● Work task
Every line of the entries that holds the word "title" is to be copied.

● Dataset
-- Opening Marker --

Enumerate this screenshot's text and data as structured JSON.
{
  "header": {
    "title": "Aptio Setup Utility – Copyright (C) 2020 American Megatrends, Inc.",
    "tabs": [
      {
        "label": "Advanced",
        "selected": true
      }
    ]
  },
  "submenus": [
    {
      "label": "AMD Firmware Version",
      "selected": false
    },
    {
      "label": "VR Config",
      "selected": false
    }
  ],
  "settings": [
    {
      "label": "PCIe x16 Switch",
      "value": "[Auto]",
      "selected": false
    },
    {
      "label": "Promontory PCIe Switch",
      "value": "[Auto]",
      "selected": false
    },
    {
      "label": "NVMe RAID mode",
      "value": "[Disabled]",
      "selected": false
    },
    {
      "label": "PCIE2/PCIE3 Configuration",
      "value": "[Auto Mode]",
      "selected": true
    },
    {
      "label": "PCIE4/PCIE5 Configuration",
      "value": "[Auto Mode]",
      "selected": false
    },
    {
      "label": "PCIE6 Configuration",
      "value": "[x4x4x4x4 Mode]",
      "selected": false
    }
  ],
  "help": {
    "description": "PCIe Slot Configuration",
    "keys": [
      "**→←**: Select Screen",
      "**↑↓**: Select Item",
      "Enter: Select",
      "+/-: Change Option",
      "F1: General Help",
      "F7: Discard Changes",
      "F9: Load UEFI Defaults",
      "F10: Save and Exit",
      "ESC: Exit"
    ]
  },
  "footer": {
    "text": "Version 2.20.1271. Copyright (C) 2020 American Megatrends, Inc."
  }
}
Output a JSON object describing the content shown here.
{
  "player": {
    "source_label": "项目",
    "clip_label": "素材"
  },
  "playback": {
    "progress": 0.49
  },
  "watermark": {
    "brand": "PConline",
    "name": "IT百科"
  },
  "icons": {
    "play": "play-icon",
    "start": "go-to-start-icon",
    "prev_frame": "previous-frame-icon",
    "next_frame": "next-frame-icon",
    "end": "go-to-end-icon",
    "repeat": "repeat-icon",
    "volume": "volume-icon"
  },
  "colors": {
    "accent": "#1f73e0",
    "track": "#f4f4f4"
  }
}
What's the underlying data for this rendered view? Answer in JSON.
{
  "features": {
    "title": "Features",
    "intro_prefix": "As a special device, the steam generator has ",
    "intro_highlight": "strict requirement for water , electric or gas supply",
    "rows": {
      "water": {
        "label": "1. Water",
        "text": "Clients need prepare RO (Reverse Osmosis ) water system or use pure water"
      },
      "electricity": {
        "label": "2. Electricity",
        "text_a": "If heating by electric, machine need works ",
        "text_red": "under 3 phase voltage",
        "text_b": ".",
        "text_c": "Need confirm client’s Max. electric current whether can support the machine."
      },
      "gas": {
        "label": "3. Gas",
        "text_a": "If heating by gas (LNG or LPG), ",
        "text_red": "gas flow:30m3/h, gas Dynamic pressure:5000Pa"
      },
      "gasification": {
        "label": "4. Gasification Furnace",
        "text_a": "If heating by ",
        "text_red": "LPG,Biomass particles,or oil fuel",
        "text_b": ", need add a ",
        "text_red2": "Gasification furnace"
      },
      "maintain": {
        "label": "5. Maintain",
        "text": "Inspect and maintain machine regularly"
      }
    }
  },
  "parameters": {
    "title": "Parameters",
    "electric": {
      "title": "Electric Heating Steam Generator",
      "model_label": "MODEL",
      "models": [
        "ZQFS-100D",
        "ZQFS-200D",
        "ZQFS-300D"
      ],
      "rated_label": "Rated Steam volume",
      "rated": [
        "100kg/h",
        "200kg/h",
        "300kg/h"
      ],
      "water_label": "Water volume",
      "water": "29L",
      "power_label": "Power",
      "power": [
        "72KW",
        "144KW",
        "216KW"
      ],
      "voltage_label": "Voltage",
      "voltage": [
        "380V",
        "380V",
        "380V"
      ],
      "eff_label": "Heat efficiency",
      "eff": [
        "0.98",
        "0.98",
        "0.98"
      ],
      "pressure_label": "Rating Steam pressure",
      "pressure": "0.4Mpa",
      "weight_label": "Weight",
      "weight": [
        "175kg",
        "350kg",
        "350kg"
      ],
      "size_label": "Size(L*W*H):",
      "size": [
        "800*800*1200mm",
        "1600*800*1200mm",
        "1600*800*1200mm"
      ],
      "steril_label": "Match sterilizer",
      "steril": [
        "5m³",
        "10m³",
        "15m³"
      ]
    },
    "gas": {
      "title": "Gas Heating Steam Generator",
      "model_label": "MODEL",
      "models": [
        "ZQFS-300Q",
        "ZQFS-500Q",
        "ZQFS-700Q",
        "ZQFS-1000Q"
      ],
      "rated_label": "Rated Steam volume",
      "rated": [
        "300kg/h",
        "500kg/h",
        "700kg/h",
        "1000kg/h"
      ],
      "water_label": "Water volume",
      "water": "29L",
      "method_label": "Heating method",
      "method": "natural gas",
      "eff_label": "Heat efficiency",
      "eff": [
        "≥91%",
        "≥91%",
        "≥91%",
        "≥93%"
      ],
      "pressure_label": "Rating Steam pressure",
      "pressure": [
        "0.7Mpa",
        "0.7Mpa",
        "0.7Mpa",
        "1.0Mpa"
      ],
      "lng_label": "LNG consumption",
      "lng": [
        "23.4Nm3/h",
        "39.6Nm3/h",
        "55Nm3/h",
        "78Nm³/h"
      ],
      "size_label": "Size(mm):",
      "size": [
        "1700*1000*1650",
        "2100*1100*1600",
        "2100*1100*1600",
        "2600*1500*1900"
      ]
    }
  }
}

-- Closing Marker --

● Exercise result
    "title": "Aptio Setup Utility – Copyright (C) 2020 American Megatrends, Inc.",
    "title": "Features",
    "title": "Parameters",
      "title": "Electric Heating Steam Generator",
      "title": "Gas Heating Steam Generator",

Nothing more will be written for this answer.